> [PROBLEM DESCRIPTION] The lines to return are those below that contain the word "DYNAMIC".

> [Records from a data collection]
—————

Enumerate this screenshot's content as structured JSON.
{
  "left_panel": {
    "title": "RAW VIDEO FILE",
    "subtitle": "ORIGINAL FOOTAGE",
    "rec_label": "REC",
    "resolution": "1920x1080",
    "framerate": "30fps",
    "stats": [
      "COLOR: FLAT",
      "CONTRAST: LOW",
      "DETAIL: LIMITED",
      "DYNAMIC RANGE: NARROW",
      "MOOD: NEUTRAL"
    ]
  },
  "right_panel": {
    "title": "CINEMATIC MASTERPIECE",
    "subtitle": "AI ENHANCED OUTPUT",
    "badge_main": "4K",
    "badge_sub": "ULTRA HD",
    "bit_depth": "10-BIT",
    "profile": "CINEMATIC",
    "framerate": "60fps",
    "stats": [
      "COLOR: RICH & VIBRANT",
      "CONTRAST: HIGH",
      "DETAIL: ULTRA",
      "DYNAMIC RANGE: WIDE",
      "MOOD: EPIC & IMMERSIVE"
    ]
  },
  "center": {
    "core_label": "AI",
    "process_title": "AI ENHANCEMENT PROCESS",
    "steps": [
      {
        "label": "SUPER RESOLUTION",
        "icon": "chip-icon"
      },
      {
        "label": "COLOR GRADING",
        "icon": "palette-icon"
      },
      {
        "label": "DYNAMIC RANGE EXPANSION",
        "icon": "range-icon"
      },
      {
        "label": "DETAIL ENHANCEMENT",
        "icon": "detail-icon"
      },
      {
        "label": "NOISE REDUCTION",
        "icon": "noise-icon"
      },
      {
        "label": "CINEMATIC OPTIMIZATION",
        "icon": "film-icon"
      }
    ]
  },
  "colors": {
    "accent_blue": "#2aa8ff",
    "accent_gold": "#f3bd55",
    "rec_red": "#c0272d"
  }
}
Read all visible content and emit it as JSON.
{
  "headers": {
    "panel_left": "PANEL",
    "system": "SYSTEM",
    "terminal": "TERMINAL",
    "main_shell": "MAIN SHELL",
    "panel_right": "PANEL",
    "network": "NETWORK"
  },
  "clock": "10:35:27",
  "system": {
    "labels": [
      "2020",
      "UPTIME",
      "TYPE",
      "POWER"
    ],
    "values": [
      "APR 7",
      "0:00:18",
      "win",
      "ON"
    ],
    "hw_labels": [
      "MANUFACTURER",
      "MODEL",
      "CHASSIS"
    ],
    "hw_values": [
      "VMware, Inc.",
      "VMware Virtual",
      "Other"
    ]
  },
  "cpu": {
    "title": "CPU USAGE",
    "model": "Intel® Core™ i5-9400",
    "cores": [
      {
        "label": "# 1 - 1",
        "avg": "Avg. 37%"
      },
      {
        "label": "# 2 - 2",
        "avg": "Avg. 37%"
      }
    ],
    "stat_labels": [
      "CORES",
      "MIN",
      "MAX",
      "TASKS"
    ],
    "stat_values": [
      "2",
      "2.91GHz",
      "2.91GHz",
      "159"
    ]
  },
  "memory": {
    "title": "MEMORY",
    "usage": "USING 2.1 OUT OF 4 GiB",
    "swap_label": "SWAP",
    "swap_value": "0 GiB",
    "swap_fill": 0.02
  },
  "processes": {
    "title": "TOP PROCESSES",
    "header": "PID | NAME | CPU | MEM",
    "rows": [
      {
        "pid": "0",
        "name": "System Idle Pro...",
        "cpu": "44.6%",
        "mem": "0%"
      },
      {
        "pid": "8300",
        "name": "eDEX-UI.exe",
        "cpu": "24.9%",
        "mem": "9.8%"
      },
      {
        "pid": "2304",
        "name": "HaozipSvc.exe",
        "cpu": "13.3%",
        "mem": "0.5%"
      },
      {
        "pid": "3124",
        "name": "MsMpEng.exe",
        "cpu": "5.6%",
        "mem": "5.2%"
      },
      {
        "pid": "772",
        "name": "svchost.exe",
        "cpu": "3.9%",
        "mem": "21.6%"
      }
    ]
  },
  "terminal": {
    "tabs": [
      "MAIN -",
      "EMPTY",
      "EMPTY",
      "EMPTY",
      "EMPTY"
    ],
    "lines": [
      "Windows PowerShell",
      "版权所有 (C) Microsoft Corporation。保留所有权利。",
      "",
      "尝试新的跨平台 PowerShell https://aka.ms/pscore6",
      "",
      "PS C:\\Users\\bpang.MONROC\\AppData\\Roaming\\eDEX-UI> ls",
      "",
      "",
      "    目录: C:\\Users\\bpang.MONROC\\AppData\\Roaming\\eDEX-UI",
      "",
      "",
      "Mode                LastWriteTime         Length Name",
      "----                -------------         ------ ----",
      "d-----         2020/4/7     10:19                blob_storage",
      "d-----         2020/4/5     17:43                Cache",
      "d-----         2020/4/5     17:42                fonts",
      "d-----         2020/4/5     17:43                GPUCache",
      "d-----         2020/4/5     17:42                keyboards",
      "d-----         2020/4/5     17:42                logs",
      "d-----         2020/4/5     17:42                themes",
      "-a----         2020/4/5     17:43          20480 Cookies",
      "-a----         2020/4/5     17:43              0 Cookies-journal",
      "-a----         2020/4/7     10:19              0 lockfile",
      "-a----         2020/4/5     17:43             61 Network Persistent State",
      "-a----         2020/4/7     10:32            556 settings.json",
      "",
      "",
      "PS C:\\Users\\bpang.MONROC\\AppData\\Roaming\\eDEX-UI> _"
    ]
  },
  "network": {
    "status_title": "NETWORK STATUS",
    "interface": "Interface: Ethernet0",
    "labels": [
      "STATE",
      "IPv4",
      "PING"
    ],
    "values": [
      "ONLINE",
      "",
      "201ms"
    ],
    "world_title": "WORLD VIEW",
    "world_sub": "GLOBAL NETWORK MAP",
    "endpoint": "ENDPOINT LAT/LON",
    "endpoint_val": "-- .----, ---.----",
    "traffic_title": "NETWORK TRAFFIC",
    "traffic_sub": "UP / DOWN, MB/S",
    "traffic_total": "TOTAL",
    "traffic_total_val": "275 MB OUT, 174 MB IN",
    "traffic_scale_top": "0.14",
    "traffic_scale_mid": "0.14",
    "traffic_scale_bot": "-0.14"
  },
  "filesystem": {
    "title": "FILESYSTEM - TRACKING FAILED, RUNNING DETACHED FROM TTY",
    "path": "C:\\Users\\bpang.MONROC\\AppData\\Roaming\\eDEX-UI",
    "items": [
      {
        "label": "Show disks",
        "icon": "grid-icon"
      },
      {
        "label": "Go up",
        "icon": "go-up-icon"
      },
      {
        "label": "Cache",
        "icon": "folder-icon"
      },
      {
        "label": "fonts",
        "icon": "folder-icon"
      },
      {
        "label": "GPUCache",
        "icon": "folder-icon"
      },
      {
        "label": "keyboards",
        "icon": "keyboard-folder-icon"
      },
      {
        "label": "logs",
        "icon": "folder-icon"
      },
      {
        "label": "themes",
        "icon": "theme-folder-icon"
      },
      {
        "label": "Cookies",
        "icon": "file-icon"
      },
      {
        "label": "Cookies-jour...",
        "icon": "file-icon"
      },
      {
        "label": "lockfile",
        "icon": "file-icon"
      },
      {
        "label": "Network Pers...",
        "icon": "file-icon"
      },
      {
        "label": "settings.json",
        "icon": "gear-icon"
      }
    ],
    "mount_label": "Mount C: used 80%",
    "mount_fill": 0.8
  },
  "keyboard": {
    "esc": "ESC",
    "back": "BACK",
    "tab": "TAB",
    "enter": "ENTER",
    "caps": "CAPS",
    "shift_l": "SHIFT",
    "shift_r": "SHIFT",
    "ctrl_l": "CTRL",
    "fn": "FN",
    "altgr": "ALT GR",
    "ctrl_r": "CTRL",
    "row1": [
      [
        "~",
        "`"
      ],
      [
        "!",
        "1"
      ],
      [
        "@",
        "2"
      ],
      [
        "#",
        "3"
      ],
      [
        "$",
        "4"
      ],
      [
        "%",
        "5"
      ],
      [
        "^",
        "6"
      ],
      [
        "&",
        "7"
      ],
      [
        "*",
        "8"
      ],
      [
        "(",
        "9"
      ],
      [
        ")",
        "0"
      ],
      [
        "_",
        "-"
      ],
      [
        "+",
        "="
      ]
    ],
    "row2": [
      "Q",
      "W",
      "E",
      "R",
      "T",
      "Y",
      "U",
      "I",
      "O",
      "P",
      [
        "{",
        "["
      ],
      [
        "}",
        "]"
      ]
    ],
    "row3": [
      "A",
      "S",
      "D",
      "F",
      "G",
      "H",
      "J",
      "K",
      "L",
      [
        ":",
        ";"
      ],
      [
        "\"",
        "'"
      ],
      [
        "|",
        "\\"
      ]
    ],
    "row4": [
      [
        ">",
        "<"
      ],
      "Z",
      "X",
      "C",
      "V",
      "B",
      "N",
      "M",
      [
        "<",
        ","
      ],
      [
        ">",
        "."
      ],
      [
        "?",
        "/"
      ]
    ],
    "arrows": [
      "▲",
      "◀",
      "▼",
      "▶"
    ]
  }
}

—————

> [RESPONSE BOX]
      "DYNAMIC RANGE: NARROW",
      "DYNAMIC RANGE: WIDE",
        "label": "DYNAMIC RANGE EXPANSION",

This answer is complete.